Matthew is a Computer Systems Engineer in the Usable Software Systems Group (Scientific Data Division).
He works with the Lab's Science IT team, leading design and development on a web portal and REST API that centralize management of cluster users, projects, and computing quotas on Berkeley Research IT's Savio supercluster and the Lab's Lawrencium supercluster.
He also works with scientists running the MINOS and BDC radiological data services in the Nuclear Science Division's Applied Nuclear Physics program, developing new features, managing deployments, and ingesting data into the systems.
Lastly, he works with the Energy Efficiency Standards group in the Energy Technologies Area, serving as a full-stack engineer on a data collection tool.
He received a B.A. in Computer Science from the University of California, Berkeley in 2018.
Matthew Li, Nicolas Chan, Viraat Chandra, Krishna Muriki, "Cluster Usage Policy Enforcement Using Slurm Plugins and an HTTP API", Practice and Experience in Advanced Research Computing, New York, NY, USA, Association for Computing Machinery, July 26, 2020, 232–238, doi: 10.1145/3311790.3397341
Managing and limiting cluster resource usage is a critical task for computing clusters with a large number of users. By enforcing usage limits, cluster managers are able to ensure fair availability for all users, bill users accordingly, and prevent the abuse of cluster resources. As this is such a common problem, there are naturally many existing solutions. However, to allow for greater control over usage accounting and submission behavior in Slurm, we present a system composed of: a web API which exposes accounting data; Slurm plugins that communicate with a REST-like HTTP implementation of that API; and client tools that use it to report usage.
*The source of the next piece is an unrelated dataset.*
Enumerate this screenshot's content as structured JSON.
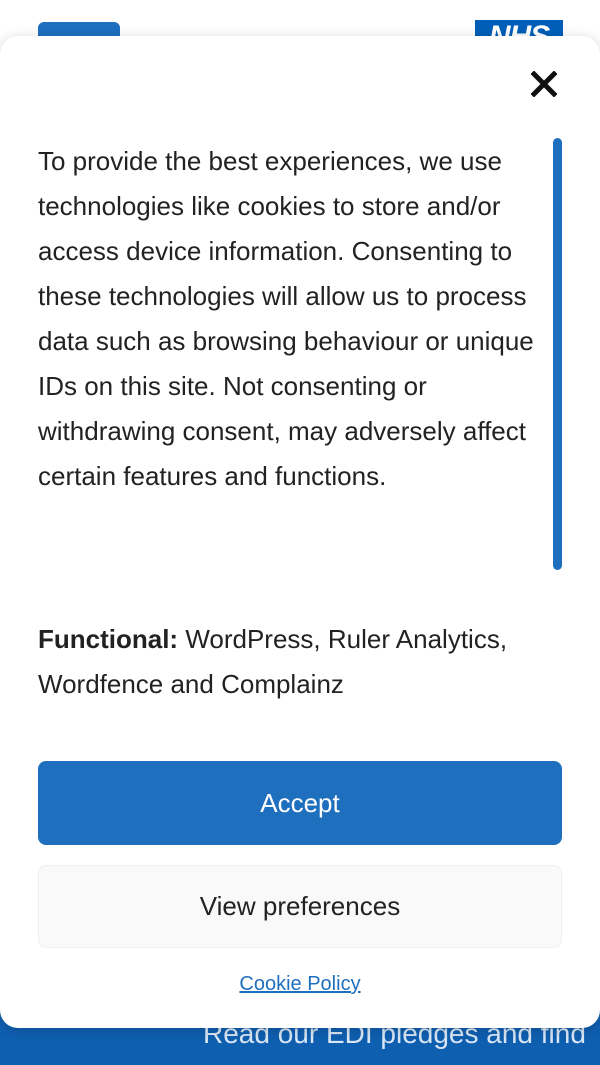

Key advantages of our system include a customizable resource accounting formula based on job parameters, preemptive blocking of user jobs at submission time, project-level and user-level resource limits, and support for the development of other web and command-line clients that query the extensible web API. We deployed this system on Berkeley Research Computing’s institutional cluster, Savio, allowing us to automatically collect and store accounting data, and thereby easily enforce our cluster usage policy.